How Satalyst built a bot for Lifetime Support Authority with Microsoft
- 15 October, 2018 16:48
Microsoft partner Satalyst has worked with the Lifetime Support Authority (LSA) in South Australia to build a pilot bot, designed to improve the process of completing forms and interviews by people who were injured in road accidents.
According to data from the Australian Institute of Health and Welfare, approximately 36,000 people were hospitalised following land-transport crashes in 2014-15.
LSA is responsible for overseeing the provision of services to those who sustain serious injuries such as brain or spinal cord injuries.
According to Microsoft, one of LSA's main concerns centres around understanding participants’ challenges to ensure the most appropriate services are delivered. However, due to the nature of their injuries the process of completing forms or interviews can be stressful.
“About 75 per cent of the participants in our scheme have a brain injury, and commonly with a brain injury, cognitive fatigue is predominant,” said Rebecca Singh, director services at LSA.
Therefore, LSA worked with Satalyst to maintain an accurate process without resulting in the participant's fatigue.
The Perth-based provider leveraged Microsoft’s cognitive services bot framework, which is built on Microsoft Azure, to create a pilot for LSA that could improve the process.
“Having the participant-assisted bot is about starting the process of giving them control over their planning,” Singh said.
The bot was developed to allow participants to complete the World Health Organisation’s Quality of Life (Whoqol) self-assessment. Participants of the scheme have a MyPlan, which helps steer their treatment, care and support.
In this pilot phase, participants completing the Whoqol are providing the underlying information that LSA’s service planners need to start developing their MyPlan.
“It enables the service planner to have that component of the process already completed," Singh said.
"When they then go out to meet the participants to develop the rest of their MyPlan, they can be more targeted in the activities or the questions that they’re asking rather than having to start from scratch.

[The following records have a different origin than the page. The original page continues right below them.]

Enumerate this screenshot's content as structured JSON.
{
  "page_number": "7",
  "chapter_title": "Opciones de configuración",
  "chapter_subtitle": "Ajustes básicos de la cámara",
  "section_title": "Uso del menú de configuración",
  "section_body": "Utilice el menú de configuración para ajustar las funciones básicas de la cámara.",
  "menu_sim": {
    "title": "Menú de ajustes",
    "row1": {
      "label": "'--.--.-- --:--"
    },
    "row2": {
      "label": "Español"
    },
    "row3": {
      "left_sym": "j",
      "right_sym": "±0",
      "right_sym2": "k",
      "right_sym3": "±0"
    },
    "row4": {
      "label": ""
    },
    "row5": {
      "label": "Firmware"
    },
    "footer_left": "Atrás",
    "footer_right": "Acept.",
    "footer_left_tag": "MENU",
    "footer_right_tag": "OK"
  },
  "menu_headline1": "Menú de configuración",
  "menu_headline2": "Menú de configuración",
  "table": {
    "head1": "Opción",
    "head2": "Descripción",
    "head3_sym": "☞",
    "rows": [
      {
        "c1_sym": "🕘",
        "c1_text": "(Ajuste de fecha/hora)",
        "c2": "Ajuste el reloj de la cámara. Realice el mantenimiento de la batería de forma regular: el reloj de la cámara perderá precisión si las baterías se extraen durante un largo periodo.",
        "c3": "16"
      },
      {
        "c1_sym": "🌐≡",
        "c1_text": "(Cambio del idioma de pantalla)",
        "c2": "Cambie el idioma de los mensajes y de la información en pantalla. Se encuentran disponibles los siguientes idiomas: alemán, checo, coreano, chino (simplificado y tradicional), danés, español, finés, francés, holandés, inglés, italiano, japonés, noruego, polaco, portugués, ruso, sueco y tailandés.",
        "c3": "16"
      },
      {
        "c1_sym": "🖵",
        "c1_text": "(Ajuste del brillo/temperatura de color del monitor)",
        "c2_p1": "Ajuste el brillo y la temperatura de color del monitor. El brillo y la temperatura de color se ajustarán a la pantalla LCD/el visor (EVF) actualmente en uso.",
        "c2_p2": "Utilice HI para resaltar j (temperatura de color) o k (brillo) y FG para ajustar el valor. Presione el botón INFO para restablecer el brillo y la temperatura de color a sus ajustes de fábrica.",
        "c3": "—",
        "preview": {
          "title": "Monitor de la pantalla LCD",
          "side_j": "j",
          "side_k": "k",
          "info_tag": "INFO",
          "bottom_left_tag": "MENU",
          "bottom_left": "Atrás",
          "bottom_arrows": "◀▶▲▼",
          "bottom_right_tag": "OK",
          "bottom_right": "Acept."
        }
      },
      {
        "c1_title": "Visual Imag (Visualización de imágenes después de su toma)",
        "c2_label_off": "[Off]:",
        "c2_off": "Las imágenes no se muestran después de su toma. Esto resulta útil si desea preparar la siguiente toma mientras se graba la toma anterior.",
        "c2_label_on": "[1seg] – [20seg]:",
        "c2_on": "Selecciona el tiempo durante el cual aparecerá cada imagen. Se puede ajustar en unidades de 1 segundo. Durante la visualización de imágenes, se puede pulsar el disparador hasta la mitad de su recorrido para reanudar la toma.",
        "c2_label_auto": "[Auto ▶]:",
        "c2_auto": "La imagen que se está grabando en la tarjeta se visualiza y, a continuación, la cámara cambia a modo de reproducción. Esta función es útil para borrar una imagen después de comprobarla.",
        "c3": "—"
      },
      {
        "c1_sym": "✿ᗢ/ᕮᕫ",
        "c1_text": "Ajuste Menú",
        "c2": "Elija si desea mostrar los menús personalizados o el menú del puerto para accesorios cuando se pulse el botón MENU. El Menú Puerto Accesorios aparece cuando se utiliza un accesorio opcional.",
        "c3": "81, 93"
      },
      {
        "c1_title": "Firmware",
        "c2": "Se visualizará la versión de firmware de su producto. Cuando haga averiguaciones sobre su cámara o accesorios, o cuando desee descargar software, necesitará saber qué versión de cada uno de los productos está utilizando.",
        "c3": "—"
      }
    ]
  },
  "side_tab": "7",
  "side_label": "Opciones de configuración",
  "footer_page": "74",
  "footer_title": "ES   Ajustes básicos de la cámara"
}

"And it also enables the participant to do these activities in their own time, in their own comfort, when it suits them at the pace that suits them. Pacing is quite important in brain injury."
Singh said the key to success thus far has been keeping an open mind about how technology can be used to address particular pressure points, and also working with a service provider able to navigate both the technology and the use case with sensitivity and understanding.
“The next step will be applying this concept to the whole MyPlan process," Singh added.
"So that our participants can go through all the pre-assessments that we normally do – and then they themselves plan their goals, work out what services they think are going to meet their goals, and which provider they think is going to be able to provide services to meet those goals.
"Then all our service planner will be doing is going out and reviewing the MyPlan with them, making sure that there are no other opportunities that they’re missing out on that we need to add in there, and making sure it meets our legislative need in terms of providing necessary and reasonable services to our participants."